Paul Harris worked as a licensed physical therapist assistant when a series of health problems, including two hip replacements and an AIDS diagnosis, prompted him to seek long-term disability benefits under his Unum insurance policy. Harris received full benefits for two years under the policy's "regular occupation" provision, only to have those benefits later denied when the company reevaluated its definition of "disability."
Under the new guidelines, Unum defines disability as an inability to perform the duties of any gainful occupation.
The 11th District Court in Atlanta agreed with this statement, noting a number of occupations for which Harris' transferable skills made him eligible, including museum scheduler, generic dispatcher and customer-center representative.

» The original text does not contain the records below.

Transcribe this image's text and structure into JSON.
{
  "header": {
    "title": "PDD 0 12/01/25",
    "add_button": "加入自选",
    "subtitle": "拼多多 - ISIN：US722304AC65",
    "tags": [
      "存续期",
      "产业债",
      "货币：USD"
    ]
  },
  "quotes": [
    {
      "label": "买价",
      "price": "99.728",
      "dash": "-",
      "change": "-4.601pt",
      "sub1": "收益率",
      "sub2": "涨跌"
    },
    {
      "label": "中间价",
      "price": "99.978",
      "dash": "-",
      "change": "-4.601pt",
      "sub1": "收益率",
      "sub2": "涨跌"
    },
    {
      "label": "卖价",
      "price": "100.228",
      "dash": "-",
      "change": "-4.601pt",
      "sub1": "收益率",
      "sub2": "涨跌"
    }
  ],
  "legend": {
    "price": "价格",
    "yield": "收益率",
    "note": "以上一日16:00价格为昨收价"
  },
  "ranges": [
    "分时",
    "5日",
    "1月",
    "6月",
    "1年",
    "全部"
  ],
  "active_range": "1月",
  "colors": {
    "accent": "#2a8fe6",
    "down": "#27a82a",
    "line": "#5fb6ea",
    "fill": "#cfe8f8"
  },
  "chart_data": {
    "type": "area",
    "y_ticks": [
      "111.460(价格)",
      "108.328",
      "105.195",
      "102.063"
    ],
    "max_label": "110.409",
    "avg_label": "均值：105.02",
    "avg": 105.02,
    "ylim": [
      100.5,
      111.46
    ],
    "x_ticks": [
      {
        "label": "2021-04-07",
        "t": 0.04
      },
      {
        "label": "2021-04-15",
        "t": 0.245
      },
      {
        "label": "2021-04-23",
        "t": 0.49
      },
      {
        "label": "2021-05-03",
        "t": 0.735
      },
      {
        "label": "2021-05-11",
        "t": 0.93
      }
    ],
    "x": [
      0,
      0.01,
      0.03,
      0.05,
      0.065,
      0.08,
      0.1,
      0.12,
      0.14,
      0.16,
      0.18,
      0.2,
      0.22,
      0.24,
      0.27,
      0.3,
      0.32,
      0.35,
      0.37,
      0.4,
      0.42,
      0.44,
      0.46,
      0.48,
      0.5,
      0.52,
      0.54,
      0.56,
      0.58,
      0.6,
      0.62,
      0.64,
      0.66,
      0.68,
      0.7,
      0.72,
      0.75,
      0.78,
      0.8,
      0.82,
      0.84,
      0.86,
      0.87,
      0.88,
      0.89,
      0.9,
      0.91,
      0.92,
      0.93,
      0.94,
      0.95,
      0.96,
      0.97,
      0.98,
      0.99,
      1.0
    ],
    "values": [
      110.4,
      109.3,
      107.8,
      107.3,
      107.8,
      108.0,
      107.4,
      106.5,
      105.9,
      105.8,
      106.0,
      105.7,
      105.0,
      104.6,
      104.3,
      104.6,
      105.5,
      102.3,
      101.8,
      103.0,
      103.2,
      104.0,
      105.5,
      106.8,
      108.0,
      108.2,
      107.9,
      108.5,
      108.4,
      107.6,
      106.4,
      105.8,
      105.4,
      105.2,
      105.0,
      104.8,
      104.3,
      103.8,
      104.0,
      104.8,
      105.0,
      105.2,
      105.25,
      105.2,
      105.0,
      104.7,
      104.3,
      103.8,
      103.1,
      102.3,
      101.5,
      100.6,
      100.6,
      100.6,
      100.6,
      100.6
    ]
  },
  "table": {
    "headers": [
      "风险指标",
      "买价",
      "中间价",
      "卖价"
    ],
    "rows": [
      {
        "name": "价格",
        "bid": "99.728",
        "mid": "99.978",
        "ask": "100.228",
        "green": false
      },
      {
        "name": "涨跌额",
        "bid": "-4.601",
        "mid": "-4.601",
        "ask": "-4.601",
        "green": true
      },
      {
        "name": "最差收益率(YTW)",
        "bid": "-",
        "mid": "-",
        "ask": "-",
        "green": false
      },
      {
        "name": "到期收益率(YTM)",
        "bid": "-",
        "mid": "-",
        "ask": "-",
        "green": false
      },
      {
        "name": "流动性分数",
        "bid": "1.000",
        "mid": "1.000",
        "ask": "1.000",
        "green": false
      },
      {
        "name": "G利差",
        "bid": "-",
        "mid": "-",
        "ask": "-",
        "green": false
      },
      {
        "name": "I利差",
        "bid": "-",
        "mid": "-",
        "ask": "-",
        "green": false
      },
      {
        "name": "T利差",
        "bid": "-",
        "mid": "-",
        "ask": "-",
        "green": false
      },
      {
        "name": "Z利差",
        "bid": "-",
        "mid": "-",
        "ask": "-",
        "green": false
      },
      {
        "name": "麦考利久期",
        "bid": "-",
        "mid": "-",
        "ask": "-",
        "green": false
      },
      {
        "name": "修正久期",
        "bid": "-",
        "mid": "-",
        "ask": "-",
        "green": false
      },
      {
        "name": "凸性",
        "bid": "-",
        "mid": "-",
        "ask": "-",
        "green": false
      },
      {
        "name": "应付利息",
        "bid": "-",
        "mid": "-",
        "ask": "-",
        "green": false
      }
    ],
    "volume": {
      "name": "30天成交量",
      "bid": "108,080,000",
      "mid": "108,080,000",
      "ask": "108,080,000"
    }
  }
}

In a previous disposition, Harris had admitted that he could do his laundry, prepare meals, clean his house, go shopping, use a computer and swim - a revelation that the court claimed failed to support the man's claim that he could not work a sedentary job.